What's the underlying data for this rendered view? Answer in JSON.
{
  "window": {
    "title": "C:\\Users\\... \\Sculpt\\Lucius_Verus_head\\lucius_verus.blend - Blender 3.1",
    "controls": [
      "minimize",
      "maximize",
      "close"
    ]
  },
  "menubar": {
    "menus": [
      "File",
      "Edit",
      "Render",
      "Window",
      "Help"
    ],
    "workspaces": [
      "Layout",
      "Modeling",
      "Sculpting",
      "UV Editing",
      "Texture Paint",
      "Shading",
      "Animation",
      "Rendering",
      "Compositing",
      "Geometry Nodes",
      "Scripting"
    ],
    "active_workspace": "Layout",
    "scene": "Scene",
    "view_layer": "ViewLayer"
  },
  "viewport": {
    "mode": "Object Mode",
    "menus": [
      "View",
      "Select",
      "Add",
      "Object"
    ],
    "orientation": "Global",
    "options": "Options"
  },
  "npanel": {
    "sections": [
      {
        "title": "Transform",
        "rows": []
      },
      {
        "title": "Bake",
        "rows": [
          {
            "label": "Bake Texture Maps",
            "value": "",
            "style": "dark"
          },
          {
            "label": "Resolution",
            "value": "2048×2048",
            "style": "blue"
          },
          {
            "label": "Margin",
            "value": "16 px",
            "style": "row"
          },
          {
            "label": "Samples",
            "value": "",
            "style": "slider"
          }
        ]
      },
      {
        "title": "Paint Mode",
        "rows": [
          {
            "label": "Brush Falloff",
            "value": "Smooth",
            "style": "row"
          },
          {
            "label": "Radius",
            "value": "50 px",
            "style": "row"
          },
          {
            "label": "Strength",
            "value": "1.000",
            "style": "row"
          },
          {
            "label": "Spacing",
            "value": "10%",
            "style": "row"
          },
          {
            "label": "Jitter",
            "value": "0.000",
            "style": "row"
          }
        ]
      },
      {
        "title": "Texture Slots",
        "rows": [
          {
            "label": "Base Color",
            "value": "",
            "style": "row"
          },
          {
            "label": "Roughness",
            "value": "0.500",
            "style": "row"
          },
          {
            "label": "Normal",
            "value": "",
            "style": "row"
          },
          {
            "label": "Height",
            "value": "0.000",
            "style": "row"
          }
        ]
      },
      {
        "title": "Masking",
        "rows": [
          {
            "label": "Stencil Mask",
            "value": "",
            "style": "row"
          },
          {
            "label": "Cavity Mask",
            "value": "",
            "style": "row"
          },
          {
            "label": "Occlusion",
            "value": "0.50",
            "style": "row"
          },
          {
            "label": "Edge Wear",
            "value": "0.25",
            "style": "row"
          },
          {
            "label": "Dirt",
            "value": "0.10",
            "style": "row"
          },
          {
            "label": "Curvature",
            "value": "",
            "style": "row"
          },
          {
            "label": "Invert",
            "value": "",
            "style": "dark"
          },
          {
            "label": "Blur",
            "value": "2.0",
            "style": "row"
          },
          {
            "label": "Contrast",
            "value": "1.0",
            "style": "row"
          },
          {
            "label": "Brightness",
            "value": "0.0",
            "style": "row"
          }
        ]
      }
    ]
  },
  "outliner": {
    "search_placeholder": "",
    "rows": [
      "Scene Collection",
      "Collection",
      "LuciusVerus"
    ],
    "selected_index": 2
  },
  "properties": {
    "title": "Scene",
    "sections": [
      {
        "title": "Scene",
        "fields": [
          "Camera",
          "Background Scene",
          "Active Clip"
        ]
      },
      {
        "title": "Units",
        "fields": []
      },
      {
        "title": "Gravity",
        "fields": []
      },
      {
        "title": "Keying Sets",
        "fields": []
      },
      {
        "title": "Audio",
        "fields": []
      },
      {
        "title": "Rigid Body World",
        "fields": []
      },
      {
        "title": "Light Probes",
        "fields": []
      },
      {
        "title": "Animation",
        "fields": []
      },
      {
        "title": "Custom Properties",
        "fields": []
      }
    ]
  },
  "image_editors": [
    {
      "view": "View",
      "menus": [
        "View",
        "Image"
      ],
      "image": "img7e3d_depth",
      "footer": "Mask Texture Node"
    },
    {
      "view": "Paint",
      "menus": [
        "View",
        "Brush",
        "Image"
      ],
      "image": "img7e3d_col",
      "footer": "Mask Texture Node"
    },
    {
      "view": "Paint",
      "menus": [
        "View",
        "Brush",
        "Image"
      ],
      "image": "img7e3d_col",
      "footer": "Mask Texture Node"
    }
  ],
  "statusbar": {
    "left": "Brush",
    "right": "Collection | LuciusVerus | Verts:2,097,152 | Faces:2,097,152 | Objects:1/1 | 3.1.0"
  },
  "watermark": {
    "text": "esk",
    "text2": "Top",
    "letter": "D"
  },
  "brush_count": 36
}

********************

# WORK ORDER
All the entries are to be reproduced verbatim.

# TASK SOLUTION
What's the underlying data for this rendered view? Answer in JSON.
{
  "window": {
    "title": "C:\\Users\\... \\Sculpt\\Lucius_Verus_head\\lucius_verus.blend - Blender 3.1",
    "controls": [
      "minimize",
      "maximize",
      "close"
    ]
  },
  "menubar": {
    "menus": [
      "File",
      "Edit",
      "Render",
      "Window",
      "Help"
    ],
    "workspaces": [
      "Layout",
      "Modeling",
      "Sculpting",
      "UV Editing",
      "Texture Paint",
      "Shading",
      "Animation",
      "Rendering",
      "Compositing",
      "Geometry Nodes",
      "Scripting"
    ],
    "active_workspace": "Layout",
    "scene": "Scene",
    "view_layer": "ViewLayer"
  },
  "viewport": {
    "mode": "Object Mode",
    "menus": [
      "View",
      "Select",
      "Add",
      "Object"
    ],
    "orientation": "Global",
    "options": "Options"
  },
  "npanel": {
    "sections": [
      {
        "title": "Transform",
        "rows": []
      },
      {
        "title": "Bake",
        "rows": [
          {
            "label": "Bake Texture Maps",
            "value": "",
            "style": "dark"
          },
          {
            "label": "Resolution",
            "value": "2048×2048",
            "style": "blue"
          },
          {
            "label": "Margin",
            "value": "16 px",
            "style": "row"
          },
          {
            "label": "Samples",
            "value": "",
            "style": "slider"
          }
        ]
      },
      {
        "title": "Paint Mode",
        "rows": [
          {
            "label": "Brush Falloff",
            "value": "Smooth",
            "style": "row"
          },
          {
            "label": "Radius",
            "value": "50 px",
            "style": "row"
          },
          {
            "label": "Strength",
            "value": "1.000",
            "style": "row"
          },
          {
            "label": "Spacing",
            "value": "10%",
            "style": "row"
          },
          {
            "label": "Jitter",
            "value": "0.000",
            "style": "row"
          }
        ]
      },
      {
        "title": "Texture Slots",
        "rows": [
          {
            "label": "Base Color",
            "value": "",
            "style": "row"
          },
          {
            "label": "Roughness",
            "value": "0.500",
            "style": "row"
          },
          {
            "label": "Normal",
            "value": "",
            "style": "row"
          },
          {
            "label": "Height",
            "value": "0.000",
            "style": "row"
          }
        ]
      },
      {
        "title": "Masking",
        "rows": [
          {
            "label": "Stencil Mask",
            "value": "",
            "style": "row"
          },
          {
            "label": "Cavity Mask",
            "value": "",
            "style": "row"
          },
          {
            "label": "Occlusion",
            "value": "0.50",
            "style": "row"
          },
          {
            "label": "Edge Wear",
            "value": "0.25",
            "style": "row"
          },
          {
            "label": "Dirt",
            "value": "0.10",
            "style": "row"
          },
          {
            "label": "Curvature",
            "value": "",
            "style": "row"
          },
          {
            "label": "Invert",
            "value": "",
            "style": "dark"
          },
          {
            "label": "Blur",
            "value": "2.0",
            "style": "row"
          },
          {
            "label": "Contrast",
            "value": "1.0",
            "style": "row"
          },
          {
            "label": "Brightness",
            "value": "0.0",
            "style": "row"
          }
        ]
      }
    ]
  },
  "outliner": {
    "search_placeholder": "",
    "rows": [
      "Scene Collection",
      "Collection",
      "LuciusVerus"
    ],
    "selected_index": 2
  },
  "properties": {
    "title": "Scene",
    "sections": [
      {
        "title": "Scene",
        "fields": [
          "Camera",
          "Background Scene",
          "Active Clip"
        ]
      },
      {
        "title": "Units",
        "fields": []
      },
      {
        "title": "Gravity",
        "fields": []
      },
      {
        "title": "Keying Sets",
        "fields": []
      },
      {
        "title": "Audio",
        "fields": []
      },
      {
        "title": "Rigid Body World",
        "fields": []
      },
      {
        "title": "Light Probes",
        "fields": []
      },
      {
        "title": "Animation",
        "fields": []
      },
      {
        "title": "Custom Properties",
        "fields": []
      }
    ]
  },
  "image_editors": [
    {
      "view": "View",
      "menus": [
        "View",
        "Image"
      ],
      "image": "img7e3d_depth",
      "footer": "Mask Texture Node"
    },
    {
      "view": "Paint",
      "menus": [
        "View",
        "Brush",
        "Image"
      ],
      "image": "img7e3d_col",
      "footer": "Mask Texture Node"
    },
    {
      "view": "Paint",
      "menus": [
        "View",
        "Brush",
        "Image"
      ],
      "image": "img7e3d_col",
      "footer": "Mask Texture Node"
    }
  ],
  "statusbar": {
    "left": "Brush",
    "right": "Collection | LuciusVerus | Verts:2,097,152 | Faces:2,097,152 | Objects:1/1 | 3.1.0"
  },
  "watermark": {
    "text": "esk",
    "text2": "Top",
    "letter": "D"
  },
  "brush_count": 36
}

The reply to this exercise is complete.